Cooking | January 20, 2023 5:23 am

This Preserved Lemons Recipe Will Brighten Up Winter Cooking

Pickle the citrus at its peak so you can enjoy the condiment year-round

a jar and bowl of preserved lemons sitting on a wooden table
A little time and patience is all it takes.
Yves

Eating with the seasons has always helped get me through winter. Hearty root vegetables and bitter chicories hold down the kitchen until spring produce hits the markets. And as I patiently wait for green asparagus and ramps to come into season, I try to incorporate bright winter citrus into as many dishes as possible. 

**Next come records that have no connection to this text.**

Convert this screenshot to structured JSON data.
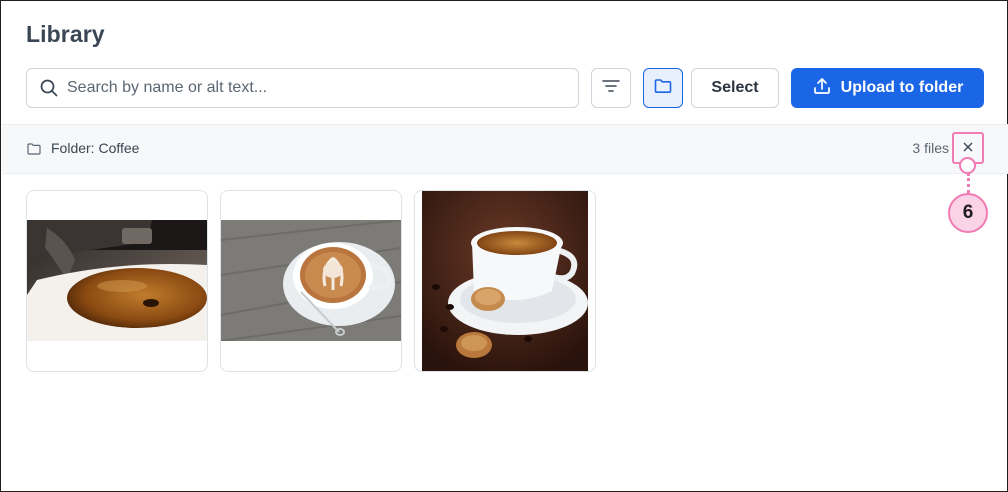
{
  "page": {
    "title": "Library"
  },
  "toolbar": {
    "search_placeholder": "Search by name or alt text...",
    "search_icon": "search-icon",
    "filter_icon": "filter-icon",
    "folder_icon": "folder-icon",
    "select_label": "Select",
    "upload_label": "Upload to folder",
    "upload_icon": "upload-icon",
    "accent_color": "#1a66e6"
  },
  "folder_bar": {
    "label": "Folder: Coffee",
    "count": "3 files",
    "close_icon": "close-icon"
  },
  "annotation": {
    "badge": "6",
    "color": "#f27ab5"
  },
  "images": [
    {
      "subject": "espresso-machine-pouring-cup"
    },
    {
      "subject": "latte-art-cup"
    },
    {
      "subject": "espresso-cup-with-cookies"
    }
  ]
}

Whether you received a copious number of lemons in your produce box or are simply looking for a winter kitchen experiment, preserved lemons are bold, delicious and a great way to incorporate the citrus fruit into all types of dishes. Just like any type of canning, preserving or pickling, lemons historically were cured so people could eat them well past their season, especially back when there were no modern supermarkets to carry the citrus year-round. They originated in cuisine from Morocco, Algeria and Tunisia around the 11th century and steadily made their way into Israeli, Iranian, Turkish and Indian kitchens. And while you can find jarred preserved lemons in grocery stores and specialty food shops, it’s still not an ingredient you’ll readily see listed in American menus and cookbooks.

But at Yves in New York City’s Tribeca neighborhood, preserved lemons are a star ingredient across the menu, which features dishes that meld classic French bistro fare with Moroccan flavors and preparations. Huge jars of the citrus sit curing along the restaurant’s windowsill — because for executive chef Alejandro Bonilla, preserved lemons add a zing that is difficult to replicate from other ingredients. “To a dish, they add fresh brightness, umami and a complex tartness,” he says.

mezze platter with olives, labneh, eggplant, moroccan cigars and pita
Preserved lemons make their way into many dishes at Yves, like the olives on the mezze platter.
Amanda Gabriele

At home, I’ll chop up a preserved lemon and mix it with olive oil as a condiment for roast chicken, but it’s easy to get creative with them. “My favorite is to use the pulp for braising lamb, chicken, and grilled vegetables and fish,” Bonilla says. “Preserved lemons can also be used in making vinaigrettes, and the rind for garnishes is highly valuable because the bitterness disappears during fermentation, leaving a pleasantly tart, floral, sweet and salty balanced flavor.”


Making preserved lemons is super simple — chef Bonilla’s recipe (below) just requires a few ingredients and some waiting, two months to be exact. That means they’ll be ready to use around the time you can’t bear to look at another sweet potato and need some zing in your life, right before springtime fruits and veggies make their way back into your cooking routine. And until your homemade batch is ready, Mina makes a great version of their own.

Preserved Lemons

Prep Time: 30 mins

Cook Time: 1 min

Total Time: 2 months

Ingredients
  • 15 lemons
  • 3 cups salt
  • 1 1/2 cups sugar
  • 2 cups water
Directions
    1. Mix the salt and sugar together, and place aside.

    2. Cut the two ends off each of the lemons, and then cut each lemon into quarters. Place the lemons into Mason Jars. 

    3. Bring water to boil for sterilization and boil for 20-30 seconds. Add half of the salt and sugar mix and pour it over the lemons.

    4. Cover the lemons with the other half of the salt/sugar mix and cover them tightly. Place them in a cool room [or the fridge], and flip the mason jars every other day to make sure all lemons are equally preserving. Allow the lemons to cure for two months. They have a shelf life of about six months.